■ **Exercise directions**
The output should be all lines of the entries below in which the word "JSON" occurs.

___

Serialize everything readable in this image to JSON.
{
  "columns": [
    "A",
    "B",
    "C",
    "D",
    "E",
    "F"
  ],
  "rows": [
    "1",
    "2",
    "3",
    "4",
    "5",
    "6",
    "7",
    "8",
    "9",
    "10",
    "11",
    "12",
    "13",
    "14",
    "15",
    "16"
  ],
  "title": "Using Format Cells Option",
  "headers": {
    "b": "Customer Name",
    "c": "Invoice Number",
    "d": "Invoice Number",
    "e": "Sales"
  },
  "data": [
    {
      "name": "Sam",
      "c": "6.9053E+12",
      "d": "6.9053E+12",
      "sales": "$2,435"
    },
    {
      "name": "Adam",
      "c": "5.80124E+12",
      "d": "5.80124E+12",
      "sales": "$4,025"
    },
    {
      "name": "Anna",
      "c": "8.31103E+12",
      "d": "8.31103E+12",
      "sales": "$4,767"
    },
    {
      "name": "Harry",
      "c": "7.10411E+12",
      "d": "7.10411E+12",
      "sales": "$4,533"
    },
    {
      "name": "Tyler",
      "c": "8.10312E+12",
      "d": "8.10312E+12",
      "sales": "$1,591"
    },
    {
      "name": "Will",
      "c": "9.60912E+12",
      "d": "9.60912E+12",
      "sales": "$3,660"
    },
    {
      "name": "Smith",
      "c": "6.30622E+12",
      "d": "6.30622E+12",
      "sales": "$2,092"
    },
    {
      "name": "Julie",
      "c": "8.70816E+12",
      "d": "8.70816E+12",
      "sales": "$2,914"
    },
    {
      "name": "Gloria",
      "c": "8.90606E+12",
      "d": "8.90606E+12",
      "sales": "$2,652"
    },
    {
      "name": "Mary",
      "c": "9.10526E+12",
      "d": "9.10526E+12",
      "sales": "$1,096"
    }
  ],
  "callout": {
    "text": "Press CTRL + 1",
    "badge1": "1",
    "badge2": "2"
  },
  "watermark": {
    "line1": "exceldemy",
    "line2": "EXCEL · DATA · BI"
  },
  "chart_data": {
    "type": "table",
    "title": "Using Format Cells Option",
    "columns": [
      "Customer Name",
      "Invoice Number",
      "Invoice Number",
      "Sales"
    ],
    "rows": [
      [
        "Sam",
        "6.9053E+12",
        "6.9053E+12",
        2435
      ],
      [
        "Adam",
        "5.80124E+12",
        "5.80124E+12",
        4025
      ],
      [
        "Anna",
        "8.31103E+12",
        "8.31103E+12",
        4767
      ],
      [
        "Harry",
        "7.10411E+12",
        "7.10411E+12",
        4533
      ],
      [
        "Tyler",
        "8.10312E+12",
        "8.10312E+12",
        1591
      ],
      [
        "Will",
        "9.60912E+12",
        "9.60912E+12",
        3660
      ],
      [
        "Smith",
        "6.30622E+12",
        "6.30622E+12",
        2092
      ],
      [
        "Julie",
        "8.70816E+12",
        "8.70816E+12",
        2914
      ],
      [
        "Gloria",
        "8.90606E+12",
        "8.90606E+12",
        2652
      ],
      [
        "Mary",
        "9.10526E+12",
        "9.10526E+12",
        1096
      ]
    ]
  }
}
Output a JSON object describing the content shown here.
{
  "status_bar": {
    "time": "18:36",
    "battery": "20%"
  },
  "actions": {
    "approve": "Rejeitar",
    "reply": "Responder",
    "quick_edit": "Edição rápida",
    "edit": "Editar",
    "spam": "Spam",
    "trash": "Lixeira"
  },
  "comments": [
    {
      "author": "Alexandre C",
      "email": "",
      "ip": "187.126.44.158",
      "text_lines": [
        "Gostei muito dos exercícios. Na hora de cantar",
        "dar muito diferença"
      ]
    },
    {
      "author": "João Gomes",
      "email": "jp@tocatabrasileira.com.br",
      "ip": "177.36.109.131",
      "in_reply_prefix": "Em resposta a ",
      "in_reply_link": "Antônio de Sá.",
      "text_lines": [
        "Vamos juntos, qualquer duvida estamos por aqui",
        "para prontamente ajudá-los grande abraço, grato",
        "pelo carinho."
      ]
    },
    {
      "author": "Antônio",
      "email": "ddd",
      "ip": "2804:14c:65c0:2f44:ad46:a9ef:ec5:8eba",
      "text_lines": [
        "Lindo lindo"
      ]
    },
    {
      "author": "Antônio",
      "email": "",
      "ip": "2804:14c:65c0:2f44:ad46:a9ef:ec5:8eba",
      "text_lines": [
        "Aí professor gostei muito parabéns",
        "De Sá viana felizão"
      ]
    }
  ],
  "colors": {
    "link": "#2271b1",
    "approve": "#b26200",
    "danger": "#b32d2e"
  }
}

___

■ **Result of the exercise**
Serialize everything readable in this image to JSON.
Output a JSON object describing the content shown here.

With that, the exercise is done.